Paine, 36, had been expected to lead his side in the series against England.
Tim Paine has stepped down as captain of the Australia Test cricket team less than three weeks before the Ashes over a sexting exchange with a former colleague.
Paine, 36, had been expected to lead his side in the series against England which starts in Brisbane on December 8, but made the “incredibly difficult decision” to leave the role.
The wicketkeeper-batsman did not speak about the nature of the messages in his resignation speech, but Cricket Australia’s (CA) news website referred to it as “revelations of a sexting incident involving a former Cricket Tasmania employee in 2017”.
CA said it accepted the resignation and would appoint a new captain, but added the Tasmanian would be available for selection for the forthcoming series.

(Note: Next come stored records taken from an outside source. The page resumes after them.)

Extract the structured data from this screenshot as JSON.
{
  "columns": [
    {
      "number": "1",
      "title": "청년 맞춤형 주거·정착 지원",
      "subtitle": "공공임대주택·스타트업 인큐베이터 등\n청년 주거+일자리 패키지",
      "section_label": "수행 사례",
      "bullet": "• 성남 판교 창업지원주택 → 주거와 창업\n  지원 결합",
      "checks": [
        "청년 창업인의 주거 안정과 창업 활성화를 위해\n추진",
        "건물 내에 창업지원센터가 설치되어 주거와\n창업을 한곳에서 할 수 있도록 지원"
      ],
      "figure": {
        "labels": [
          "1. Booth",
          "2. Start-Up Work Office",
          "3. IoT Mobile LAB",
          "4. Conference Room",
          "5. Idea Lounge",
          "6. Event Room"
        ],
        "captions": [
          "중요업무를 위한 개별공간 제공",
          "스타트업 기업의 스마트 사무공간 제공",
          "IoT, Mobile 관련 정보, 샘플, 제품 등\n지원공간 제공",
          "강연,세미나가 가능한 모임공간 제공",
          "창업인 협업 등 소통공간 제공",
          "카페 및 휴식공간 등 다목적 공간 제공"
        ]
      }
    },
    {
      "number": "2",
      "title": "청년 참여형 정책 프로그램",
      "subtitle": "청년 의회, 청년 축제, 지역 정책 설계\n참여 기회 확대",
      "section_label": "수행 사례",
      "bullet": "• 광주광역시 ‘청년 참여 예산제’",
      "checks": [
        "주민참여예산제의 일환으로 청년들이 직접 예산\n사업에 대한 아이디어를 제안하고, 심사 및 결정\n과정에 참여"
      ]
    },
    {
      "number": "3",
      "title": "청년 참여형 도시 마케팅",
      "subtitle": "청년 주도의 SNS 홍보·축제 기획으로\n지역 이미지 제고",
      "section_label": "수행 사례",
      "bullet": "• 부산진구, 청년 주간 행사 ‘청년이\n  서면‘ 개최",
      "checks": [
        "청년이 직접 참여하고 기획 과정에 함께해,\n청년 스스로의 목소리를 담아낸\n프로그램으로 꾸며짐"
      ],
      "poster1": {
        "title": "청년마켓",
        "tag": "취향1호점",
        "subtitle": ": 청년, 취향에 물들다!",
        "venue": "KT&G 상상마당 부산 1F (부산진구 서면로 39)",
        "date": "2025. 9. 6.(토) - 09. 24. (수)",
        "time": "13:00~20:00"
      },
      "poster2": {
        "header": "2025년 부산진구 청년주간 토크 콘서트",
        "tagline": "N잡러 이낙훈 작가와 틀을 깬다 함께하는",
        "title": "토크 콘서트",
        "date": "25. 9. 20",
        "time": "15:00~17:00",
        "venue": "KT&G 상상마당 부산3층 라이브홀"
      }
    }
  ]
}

Paceman Pat Cummins is the current vice-captain and most likely choice to become the team’s new leader.
Speaking to reporters in Hobart, Paine said: “It’s an incredibly difficult decision but the right one for me, my family and cricket.
“As a background on my decision, nearly four years ago I was involved in a text exchange with a then colleague.
Although exonerated, I deeply regretted this incident at the time and still do today
- Tim Paine
“At the time, the exchange was the subject of a thorough CA (Cricket Australia) Integrity Unit investigation, throughout which I fully participated in and openly participated in.
“That investigation and a Cricket Tasmania HR investigation at the same time found that there had been no breach of the Cricket Australia code of conduct.
“Although exonerated, I deeply regretted this incident at the time and still do today.”
Paine was unexpectedly elevated to become Australia’s 46th Test captain after Steve Smith’s ban following the infamous ball-tampering scandal in South Africa in 2018.
While the position was thrust upon him, the 36-year-old has drawn mostly praise for his execution of the demanding dual roles of captain and wicketkeeper, especially in Australia’s 2019 Ashes triumph in England.
He added: “We thought this incident was behind us and that I could focus entirely on the team as I have done for the last three or four years.
“However, I recently became aware that this private text exchange was going to become public.
“On reflection, my actions in 2017 do not meet the standard of an Australian cricket captain or the wider community.
“I am deeply sorry for the hurt and pain that I have caused to my wife, my family and to the other party.
“I am sorry for any damage that this does to the reputation of our sport and I believe that it is the right decision for me to stand down as captain effective immediately.”
“I do not want this to become an unwelcome disruption to the team ahead of what is a huge Ashes series,” added Paine, who captained Australia in 23 Tests for 11 wins, eight losses and four draws.
“I have loved my role as captain of the Australia cricket team and it has been the greatest privilege of my sporting life to lead the Australian men’s Test team.”
While Cummins is seemingly first in line to take over from Paine, Australia has typically been extremely reluctant to have a bowling captain. Their last was leg-spinning all-rounder Richie Benaud, in the early 1960s.